=== LISTED ENTRIES ===
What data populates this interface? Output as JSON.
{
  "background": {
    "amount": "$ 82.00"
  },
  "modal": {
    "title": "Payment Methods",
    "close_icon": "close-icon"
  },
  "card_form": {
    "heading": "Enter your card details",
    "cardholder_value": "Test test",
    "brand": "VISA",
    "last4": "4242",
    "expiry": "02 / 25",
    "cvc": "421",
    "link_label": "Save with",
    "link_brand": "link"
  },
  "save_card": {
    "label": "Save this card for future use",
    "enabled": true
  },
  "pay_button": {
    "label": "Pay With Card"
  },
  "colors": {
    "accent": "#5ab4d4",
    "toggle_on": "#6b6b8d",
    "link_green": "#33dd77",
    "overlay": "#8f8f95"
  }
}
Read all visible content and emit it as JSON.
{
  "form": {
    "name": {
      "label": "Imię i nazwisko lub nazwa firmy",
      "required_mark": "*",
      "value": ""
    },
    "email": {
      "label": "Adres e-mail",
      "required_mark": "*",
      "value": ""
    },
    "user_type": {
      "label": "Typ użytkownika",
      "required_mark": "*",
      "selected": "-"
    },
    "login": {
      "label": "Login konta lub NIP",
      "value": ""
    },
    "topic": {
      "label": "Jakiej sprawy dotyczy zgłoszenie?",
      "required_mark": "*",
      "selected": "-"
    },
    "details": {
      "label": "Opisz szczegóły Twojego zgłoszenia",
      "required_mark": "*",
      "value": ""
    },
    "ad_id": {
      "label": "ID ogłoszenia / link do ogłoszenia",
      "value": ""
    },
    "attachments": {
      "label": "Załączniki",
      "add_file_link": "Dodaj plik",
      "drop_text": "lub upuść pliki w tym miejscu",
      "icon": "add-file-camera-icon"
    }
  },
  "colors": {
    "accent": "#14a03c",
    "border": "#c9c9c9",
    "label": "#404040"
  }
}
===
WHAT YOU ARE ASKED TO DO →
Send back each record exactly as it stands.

REPLY TO THE EXERCISE →
What data populates this interface? Output as JSON.
{
  "background": {
    "amount": "$ 82.00"
  },
  "modal": {
    "title": "Payment Methods",
    "close_icon": "close-icon"
  },
  "card_form": {
    "heading": "Enter your card details",
    "cardholder_value": "Test test",
    "brand": "VISA",
    "last4": "4242",
    "expiry": "02 / 25",
    "cvc": "421",
    "link_label": "Save with",
    "link_brand": "link"
  },
  "save_card": {
    "label": "Save this card for future use",
    "enabled": true
  },
  "pay_button": {
    "label": "Pay With Card"
  },
  "colors": {
    "accent": "#5ab4d4",
    "toggle_on": "#6b6b8d",
    "link_green": "#33dd77",
    "overlay": "#8f8f95"
  }
}
Read all visible content and emit it as JSON.
{
  "form": {
    "name": {
      "label": "Imię i nazwisko lub nazwa firmy",
      "required_mark": "*",
      "value": ""
    },
    "email": {
      "label": "Adres e-mail",
      "required_mark": "*",
      "value": ""
    },
    "user_type": {
      "label": "Typ użytkownika",
      "required_mark": "*",
      "selected": "-"
    },
    "login": {
      "label": "Login konta lub NIP",
      "value": ""
    },
    "topic": {
      "label": "Jakiej sprawy dotyczy zgłoszenie?",
      "required_mark": "*",
      "selected": "-"
    },
    "details": {
      "label": "Opisz szczegóły Twojego zgłoszenia",
      "required_mark": "*",
      "value": ""
    },
    "ad_id": {
      "label": "ID ogłoszenia / link do ogłoszenia",
      "value": ""
    },
    "attachments": {
      "label": "Załączniki",
      "add_file_link": "Dodaj plik",
      "drop_text": "lub upuść pliki w tym miejscu",
      "icon": "add-file-camera-icon"
    }
  },
  "colors": {
    "accent": "#14a03c",
    "border": "#c9c9c9",
    "label": "#404040"
  }
}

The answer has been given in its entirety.